### TASK INPUT
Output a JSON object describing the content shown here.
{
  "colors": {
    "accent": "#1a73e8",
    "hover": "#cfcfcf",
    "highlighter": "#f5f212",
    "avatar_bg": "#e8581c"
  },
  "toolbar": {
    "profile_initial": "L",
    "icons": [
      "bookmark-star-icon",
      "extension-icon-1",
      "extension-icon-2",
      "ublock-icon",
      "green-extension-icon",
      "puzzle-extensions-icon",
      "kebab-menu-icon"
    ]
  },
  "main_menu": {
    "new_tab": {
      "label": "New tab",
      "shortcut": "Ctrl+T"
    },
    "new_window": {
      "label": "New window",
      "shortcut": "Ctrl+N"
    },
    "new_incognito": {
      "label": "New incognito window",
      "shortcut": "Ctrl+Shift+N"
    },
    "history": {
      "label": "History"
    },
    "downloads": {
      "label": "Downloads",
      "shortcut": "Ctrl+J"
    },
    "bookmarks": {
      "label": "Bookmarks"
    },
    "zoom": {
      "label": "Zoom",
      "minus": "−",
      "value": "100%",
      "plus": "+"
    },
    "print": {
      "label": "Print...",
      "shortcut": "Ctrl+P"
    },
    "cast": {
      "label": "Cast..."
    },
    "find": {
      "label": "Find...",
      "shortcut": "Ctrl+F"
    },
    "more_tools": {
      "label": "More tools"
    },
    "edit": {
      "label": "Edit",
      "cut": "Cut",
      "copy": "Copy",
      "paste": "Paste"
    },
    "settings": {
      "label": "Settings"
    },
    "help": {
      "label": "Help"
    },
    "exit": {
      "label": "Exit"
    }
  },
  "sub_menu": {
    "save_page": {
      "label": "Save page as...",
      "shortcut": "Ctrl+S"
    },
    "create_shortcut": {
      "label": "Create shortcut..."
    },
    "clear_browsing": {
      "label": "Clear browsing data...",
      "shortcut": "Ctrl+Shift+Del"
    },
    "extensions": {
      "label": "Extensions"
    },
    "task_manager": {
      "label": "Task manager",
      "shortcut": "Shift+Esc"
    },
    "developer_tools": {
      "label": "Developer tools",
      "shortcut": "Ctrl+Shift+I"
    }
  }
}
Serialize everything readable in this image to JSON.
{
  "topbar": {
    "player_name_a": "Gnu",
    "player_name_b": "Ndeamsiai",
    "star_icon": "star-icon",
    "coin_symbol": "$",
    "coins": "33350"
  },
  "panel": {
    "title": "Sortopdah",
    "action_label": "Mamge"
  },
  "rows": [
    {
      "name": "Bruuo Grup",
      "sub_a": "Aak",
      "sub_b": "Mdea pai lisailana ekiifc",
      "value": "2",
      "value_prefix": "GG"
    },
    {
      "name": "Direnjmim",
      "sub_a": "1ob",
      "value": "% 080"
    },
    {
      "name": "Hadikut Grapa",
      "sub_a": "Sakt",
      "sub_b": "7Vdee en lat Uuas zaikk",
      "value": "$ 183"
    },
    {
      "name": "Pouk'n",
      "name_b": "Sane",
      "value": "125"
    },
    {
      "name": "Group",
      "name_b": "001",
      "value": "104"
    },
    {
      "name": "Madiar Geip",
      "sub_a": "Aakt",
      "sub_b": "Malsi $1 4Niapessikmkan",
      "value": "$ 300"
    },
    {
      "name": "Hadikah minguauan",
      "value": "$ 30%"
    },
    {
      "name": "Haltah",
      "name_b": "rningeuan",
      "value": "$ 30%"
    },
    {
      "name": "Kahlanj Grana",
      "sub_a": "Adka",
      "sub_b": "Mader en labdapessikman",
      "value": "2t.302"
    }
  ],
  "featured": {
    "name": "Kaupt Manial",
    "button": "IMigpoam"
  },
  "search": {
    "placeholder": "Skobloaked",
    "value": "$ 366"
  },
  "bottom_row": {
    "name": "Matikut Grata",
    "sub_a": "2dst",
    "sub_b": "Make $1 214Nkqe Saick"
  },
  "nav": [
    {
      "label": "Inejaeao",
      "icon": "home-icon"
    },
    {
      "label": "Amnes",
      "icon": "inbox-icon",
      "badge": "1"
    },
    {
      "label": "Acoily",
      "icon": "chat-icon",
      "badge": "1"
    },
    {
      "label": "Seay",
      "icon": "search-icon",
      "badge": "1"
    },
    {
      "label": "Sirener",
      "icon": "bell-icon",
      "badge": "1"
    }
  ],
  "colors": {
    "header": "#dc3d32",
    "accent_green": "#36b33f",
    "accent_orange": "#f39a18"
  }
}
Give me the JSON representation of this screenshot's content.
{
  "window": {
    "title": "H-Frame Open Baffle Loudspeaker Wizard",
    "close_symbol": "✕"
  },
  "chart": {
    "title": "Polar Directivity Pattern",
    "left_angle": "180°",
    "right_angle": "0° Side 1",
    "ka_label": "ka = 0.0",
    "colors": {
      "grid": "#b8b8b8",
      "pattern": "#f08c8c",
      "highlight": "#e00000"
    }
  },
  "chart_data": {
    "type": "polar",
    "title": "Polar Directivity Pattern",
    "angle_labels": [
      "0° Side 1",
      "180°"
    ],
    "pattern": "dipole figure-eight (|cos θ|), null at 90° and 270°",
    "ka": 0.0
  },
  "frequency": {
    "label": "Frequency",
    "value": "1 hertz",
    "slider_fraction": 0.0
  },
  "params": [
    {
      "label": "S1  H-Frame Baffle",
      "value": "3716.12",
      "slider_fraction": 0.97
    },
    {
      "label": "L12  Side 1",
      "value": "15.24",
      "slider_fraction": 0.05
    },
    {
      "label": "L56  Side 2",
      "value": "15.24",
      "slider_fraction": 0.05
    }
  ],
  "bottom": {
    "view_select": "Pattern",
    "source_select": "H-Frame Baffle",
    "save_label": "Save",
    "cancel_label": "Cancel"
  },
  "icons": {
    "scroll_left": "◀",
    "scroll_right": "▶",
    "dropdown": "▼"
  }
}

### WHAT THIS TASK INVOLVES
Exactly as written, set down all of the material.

### WRITTEN SOLUTION
Output a JSON object describing the content shown here.
{
  "colors": {
    "accent": "#1a73e8",
    "hover": "#cfcfcf",
    "highlighter": "#f5f212",
    "avatar_bg": "#e8581c"
  },
  "toolbar": {
    "profile_initial": "L",
    "icons": [
      "bookmark-star-icon",
      "extension-icon-1",
      "extension-icon-2",
      "ublock-icon",
      "green-extension-icon",
      "puzzle-extensions-icon",
      "kebab-menu-icon"
    ]
  },
  "main_menu": {
    "new_tab": {
      "label": "New tab",
      "shortcut": "Ctrl+T"
    },
    "new_window": {
      "label": "New window",
      "shortcut": "Ctrl+N"
    },
    "new_incognito": {
      "label": "New incognito window",
      "shortcut": "Ctrl+Shift+N"
    },
    "history": {
      "label": "History"
    },
    "downloads": {
      "label": "Downloads",
      "shortcut": "Ctrl+J"
    },
    "bookmarks": {
      "label": "Bookmarks"
    },
    "zoom": {
      "label": "Zoom",
      "minus": "−",
      "value": "100%",
      "plus": "+"
    },
    "print": {
      "label": "Print...",
      "shortcut": "Ctrl+P"
    },
    "cast": {
      "label": "Cast..."
    },
    "find": {
      "label": "Find...",
      "shortcut": "Ctrl+F"
    },
    "more_tools": {
      "label": "More tools"
    },
    "edit": {
      "label": "Edit",
      "cut": "Cut",
      "copy": "Copy",
      "paste": "Paste"
    },
    "settings": {
      "label": "Settings"
    },
    "help": {
      "label": "Help"
    },
    "exit": {
      "label": "Exit"
    }
  },
  "sub_menu": {
    "save_page": {
      "label": "Save page as...",
      "shortcut": "Ctrl+S"
    },
    "create_shortcut": {
      "label": "Create shortcut..."
    },
    "clear_browsing": {
      "label": "Clear browsing data...",
      "shortcut": "Ctrl+Shift+Del"
    },
    "extensions": {
      "label": "Extensions"
    },
    "task_manager": {
      "label": "Task manager",
      "shortcut": "Shift+Esc"
    },
    "developer_tools": {
      "label": "Developer tools",
      "shortcut": "Ctrl+Shift+I"
    }
  }
}
Serialize everything readable in this image to JSON.
{
  "topbar": {
    "player_name_a": "Gnu",
    "player_name_b": "Ndeamsiai",
    "star_icon": "star-icon",
    "coin_symbol": "$",
    "coins": "33350"
  },
  "panel": {
    "title": "Sortopdah",
    "action_label": "Mamge"
  },
  "rows": [
    {
      "name": "Bruuo Grup",
      "sub_a": "Aak",
      "sub_b": "Mdea pai lisailana ekiifc",
      "value": "2",
      "value_prefix": "GG"
    },
    {
      "name": "Direnjmim",
      "sub_a": "1ob",
      "value": "% 080"
    },
    {
      "name": "Hadikut Grapa",
      "sub_a": "Sakt",
      "sub_b": "7Vdee en lat Uuas zaikk",
      "value": "$ 183"
    },
    {
      "name": "Pouk'n",
      "name_b": "Sane",
      "value": "125"
    },
    {
      "name": "Group",
      "name_b": "001",
      "value": "104"
    },
    {
      "name": "Madiar Geip",
      "sub_a": "Aakt",
      "sub_b": "Malsi $1 4Niapessikmkan",
      "value": "$ 300"
    },
    {
      "name": "Hadikah minguauan",
      "value": "$ 30%"
    },
    {
      "name": "Haltah",
      "name_b": "rningeuan",
      "value": "$ 30%"
    },
    {
      "name": "Kahlanj Grana",
      "sub_a": "Adka",
      "sub_b": "Mader en labdapessikman",
      "value": "2t.302"
    }
  ],
  "featured": {
    "name": "Kaupt Manial",
    "button": "IMigpoam"
  },
  "search": {
    "placeholder": "Skobloaked",
    "value": "$ 366"
  },
  "bottom_row": {
    "name": "Matikut Grata",
    "sub_a": "2dst",
    "sub_b": "Make $1 214Nkqe Saick"
  },
  "nav": [
    {
      "label": "Inejaeao",
      "icon": "home-icon"
    },
    {
      "label": "Amnes",
      "icon": "inbox-icon",
      "badge": "1"
    },
    {
      "label": "Acoily",
      "icon": "chat-icon",
      "badge": "1"
    },
    {
      "label": "Seay",
      "icon": "search-icon",
      "badge": "1"
    },
    {
      "label": "Sirener",
      "icon": "bell-icon",
      "badge": "1"
    }
  ],
  "colors": {
    "header": "#dc3d32",
    "accent_green": "#36b33f",
    "accent_orange": "#f39a18"
  }
}
Give me the JSON representation of this screenshot's content.
{
  "window": {
    "title": "H-Frame Open Baffle Loudspeaker Wizard",
    "close_symbol": "✕"
  },
  "chart": {
    "title": "Polar Directivity Pattern",
    "left_angle": "180°",
    "right_angle": "0° Side 1",
    "ka_label": "ka = 0.0",
    "colors": {
      "grid": "#b8b8b8",
      "pattern": "#f08c8c",
      "highlight": "#e00000"
    }
  },
  "chart_data": {
    "type": "polar",
    "title": "Polar Directivity Pattern",
    "angle_labels": [
      "0° Side 1",
      "180°"
    ],
    "pattern": "dipole figure-eight (|cos θ|), null at 90° and 270°",
    "ka": 0.0
  },
  "frequency": {
    "label": "Frequency",
    "value": "1 hertz",
    "slider_fraction": 0.0
  },
  "params": [
    {
      "label": "S1  H-Frame Baffle",
      "value": "3716.12",
      "slider_fraction": 0.97
    },
    {
      "label": "L12  Side 1",
      "value": "15.24",
      "slider_fraction": 0.05
    },
    {
      "label": "L56  Side 2",
      "value": "15.24",
      "slider_fraction": 0.05
    }
  ],
  "bottom": {
    "view_select": "Pattern",
    "source_select": "H-Frame Baffle",
    "save_label": "Save",
    "cancel_label": "Cancel"
  },
  "icons": {
    "scroll_left": "◀",
    "scroll_right": "▶",
    "dropdown": "▼"
  }
}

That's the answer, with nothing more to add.